Pikas or 'rock rabbits' live in rock slides and nearby meadows, mainly in the Upper Subalpine and Alpine Ecoregions. Small and well camouflaged, pikas are usually located by their piercing, high-pitched "eep" alarm call. They eat wildflowers, lichens and grasses, some of which they collect, dry in the sun and stash for winter snacks.
Hoary Marmots are colonial animals that can be found in the same habitats as the pika. They are one of the largest rodents in the park, reaching weights of up to 15 kilos. They need that weight because they pig out for three months of the year, then sleep for nine.
A fat marmot is often seen sunning on a rock as it carries out 'sentry' duties. The marmot produces a loud whistle when alarmed, then hurries to hide in its rocky burrow.
These tawny-coloured marmots are colony dwelling vegetarians whose burrows are usually located in coulees and on hillsides with rocky outcroppings, in central British Columbia and southern Alberta.
Yellow-bellied marmots in Canada are living at the edge of their normal range, so sightings are usually infrequent. Waterton Lakes is the only national park where they can be found (if you're lucky!)
The beaver is the largest rodent in Waterton. You will find the beaver hard at work in valley-bottom streams and ponds building lodges and dams out of sticks and mud. These wide-tailed, toothy fellows eat bark. Their favourite flavour? Aspen. Cottonwood trees and willows are also important foods.
Beavers play a very important role in the park ecosystem. Their ponds provide habitat for aquatic animals, waterfowl and amphibians, as well as flying bug eaters such as swallows and bats. They are also some of the most productive places for breeding birds. Meadows, created as beavers fell nearby trees, and old pond sites are used by small mammals and ungulates. A healthy population of beavers indicates good conditions for a large suite of other plants and wildlife.
The recent appearance of river otters in the park is an exciting event in the park. Considered to be one of the rarest animals in the park, these playful animals had not been seen for many years. They live in larger streams and lakes, where they find their favourite food, fish.
Otters form tight-knit families, and will swim and play together. They particularly enjoy sliding down muddy or grassy banks into the water. They are active year round.

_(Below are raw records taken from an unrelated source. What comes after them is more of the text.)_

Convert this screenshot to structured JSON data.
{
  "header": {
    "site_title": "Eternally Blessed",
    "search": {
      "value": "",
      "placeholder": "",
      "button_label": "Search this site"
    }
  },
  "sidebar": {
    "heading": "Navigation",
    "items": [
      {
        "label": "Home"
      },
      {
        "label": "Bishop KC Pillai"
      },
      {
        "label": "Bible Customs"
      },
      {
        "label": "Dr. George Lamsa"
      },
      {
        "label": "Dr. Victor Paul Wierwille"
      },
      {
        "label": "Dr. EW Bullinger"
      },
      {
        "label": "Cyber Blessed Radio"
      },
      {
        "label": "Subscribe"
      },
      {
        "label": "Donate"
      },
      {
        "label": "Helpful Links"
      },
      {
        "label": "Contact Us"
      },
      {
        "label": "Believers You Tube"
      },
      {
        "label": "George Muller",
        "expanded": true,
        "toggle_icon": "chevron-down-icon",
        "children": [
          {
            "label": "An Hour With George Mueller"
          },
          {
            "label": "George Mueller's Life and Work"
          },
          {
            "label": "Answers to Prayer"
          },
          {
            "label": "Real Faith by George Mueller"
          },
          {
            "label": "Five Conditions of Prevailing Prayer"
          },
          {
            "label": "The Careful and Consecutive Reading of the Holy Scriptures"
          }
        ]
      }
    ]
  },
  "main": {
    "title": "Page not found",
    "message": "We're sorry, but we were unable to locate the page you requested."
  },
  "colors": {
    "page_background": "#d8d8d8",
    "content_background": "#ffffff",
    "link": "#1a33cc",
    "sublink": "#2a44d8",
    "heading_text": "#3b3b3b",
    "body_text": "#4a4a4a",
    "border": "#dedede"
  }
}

While bats are relatively scarce in the park, there is a good variety. The little brown bat, big brown bat, long-eared bat, long-legged bat and silver-haired bat are all found here. They mostly live in riparian (along streams) cottonwood forests and mature montane coniferous forests. Older forests tend to provide more places for bats to roost than younger woodlands.